Cowboy Dances

A collection of Traditional Western Square Dances By Lloyd Shaw

Home Main Menu Singing & Playing Order & Order Info Support Search Voucher Codes



Share page  Visit Us On FB

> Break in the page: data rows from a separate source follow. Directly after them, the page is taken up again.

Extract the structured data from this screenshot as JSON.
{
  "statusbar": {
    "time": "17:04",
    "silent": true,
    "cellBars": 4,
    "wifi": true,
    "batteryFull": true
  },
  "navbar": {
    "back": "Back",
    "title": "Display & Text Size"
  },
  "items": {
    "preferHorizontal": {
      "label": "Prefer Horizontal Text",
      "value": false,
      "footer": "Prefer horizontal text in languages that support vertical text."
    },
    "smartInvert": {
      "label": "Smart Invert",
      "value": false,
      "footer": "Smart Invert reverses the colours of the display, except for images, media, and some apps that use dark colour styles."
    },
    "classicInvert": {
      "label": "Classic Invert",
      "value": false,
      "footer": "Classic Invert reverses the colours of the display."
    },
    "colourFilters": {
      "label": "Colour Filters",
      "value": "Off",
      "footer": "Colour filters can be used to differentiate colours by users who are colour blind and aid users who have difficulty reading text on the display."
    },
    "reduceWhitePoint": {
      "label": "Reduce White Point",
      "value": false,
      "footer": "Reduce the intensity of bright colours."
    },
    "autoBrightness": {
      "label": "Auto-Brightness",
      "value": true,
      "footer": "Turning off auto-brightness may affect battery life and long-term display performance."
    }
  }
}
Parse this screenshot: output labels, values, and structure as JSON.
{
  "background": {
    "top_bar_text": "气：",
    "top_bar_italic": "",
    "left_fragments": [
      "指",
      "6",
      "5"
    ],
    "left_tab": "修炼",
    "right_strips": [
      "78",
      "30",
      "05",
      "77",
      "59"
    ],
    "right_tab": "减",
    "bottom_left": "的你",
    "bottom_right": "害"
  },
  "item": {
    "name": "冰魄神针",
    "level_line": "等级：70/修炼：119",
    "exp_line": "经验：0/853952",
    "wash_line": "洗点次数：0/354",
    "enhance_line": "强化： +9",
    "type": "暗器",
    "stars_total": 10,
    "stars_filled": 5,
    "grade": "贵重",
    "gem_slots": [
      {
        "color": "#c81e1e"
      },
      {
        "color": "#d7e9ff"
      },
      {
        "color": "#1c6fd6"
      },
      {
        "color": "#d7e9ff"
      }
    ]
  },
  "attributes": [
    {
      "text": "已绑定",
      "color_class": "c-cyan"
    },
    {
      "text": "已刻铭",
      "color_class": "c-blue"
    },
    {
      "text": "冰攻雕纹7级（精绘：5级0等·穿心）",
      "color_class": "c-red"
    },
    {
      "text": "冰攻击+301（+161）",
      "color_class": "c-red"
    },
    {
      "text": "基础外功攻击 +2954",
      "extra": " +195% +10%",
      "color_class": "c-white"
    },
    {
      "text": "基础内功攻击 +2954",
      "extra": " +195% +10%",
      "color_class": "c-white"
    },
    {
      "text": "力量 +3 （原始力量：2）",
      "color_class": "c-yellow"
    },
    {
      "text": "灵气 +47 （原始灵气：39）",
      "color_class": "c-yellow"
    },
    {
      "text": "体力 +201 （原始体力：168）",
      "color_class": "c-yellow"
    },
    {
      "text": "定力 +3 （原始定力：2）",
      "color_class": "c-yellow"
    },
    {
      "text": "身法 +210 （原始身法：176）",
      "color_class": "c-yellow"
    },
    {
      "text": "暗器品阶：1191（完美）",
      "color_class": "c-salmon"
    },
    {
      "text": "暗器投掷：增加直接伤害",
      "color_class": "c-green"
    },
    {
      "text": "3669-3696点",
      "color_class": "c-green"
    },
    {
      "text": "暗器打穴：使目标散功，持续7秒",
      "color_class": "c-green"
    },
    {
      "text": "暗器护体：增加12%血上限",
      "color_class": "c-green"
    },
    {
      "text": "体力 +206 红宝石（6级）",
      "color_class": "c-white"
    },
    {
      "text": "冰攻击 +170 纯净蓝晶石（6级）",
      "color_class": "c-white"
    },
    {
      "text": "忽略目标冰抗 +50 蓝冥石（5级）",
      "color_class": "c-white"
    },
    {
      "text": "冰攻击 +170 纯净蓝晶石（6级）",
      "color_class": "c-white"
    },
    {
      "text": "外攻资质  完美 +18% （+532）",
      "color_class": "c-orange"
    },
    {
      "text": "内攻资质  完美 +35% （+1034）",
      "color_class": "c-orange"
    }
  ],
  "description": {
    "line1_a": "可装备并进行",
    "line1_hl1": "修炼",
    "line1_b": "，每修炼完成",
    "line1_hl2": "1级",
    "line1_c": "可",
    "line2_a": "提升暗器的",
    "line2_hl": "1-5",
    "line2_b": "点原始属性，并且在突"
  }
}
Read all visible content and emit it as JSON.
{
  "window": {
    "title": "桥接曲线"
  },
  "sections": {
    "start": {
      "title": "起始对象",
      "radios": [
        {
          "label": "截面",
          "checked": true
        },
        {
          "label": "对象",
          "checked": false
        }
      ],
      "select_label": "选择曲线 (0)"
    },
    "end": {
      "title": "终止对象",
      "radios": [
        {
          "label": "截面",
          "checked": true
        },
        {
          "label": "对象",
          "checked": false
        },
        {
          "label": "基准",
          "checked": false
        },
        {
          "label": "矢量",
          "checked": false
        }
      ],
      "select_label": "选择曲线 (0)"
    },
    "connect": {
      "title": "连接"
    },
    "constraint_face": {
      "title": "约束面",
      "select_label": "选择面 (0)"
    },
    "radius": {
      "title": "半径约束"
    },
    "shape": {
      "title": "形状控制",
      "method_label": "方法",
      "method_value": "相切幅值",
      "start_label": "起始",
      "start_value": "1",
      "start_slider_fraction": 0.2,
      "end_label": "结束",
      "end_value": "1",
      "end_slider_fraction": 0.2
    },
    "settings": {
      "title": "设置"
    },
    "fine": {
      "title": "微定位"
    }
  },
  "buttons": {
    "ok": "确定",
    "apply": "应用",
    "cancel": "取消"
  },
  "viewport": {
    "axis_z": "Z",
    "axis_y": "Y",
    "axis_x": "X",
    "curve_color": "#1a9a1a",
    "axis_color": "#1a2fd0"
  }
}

Previous Contents Next
94
COWBOY DANCES
touched their right toe forward and then back and then did three polka steps forwardóright, left, right, hop; left, right, left, hop; right, left, right, hop. They then repeated all of this beginning with the left foot. On the next movement the man crossed the lady over and back twice as follows: First touching the right toe forward and then back, they followed by doing a cross-over step instead of a polka step. The gentleman let go the lady's right hand and still holding her by the left helped her turn in front of him with three steps, he in the meantime taking his steps in a stationary position. The lady was then on his left side, facing directly backward, their four shoulders in a straight line and facing in oppo≠site directions. They now each touched their left toe for≠ward and back, but since they faced in opposite directions this made a graceful position, with the left foot of each almost touching that of the other. Now instead of a polka step, the lady crossed back to place passing under the man's left arm, and doing a left-face turn as she passed under. She then stood again on his right side, and he reached over her right shoulder and again took her right hand. They touched right toes forward and back again and she again crossed over to his left side, facing backward. Then touch≠ing left toes forward and back, she crossed under his left arm and passed back into place on his right side. Now the whole dance was repeated as many times as desired.
The Waltz
The best of all round dances is the waltz. It is often danced as a single number, and in our Western dancing is even more often a part of one of the other round dances, and appears in many squares such as the Waltz Quadrille.
In the great majority of cases it is danced incorrectly. And the people who dance it incorrectly, alas, always insist that they are waltzing. They are really doing a smooth two-step to waltz time, a dance that is called the redowa. There was a time when it was listed on the old dance programs as such, but today its execution is hopelessly confused with the waltz and it has claimed the name of the waltz. A modern dance orchestra seldom plays a waltz. It is unpopu-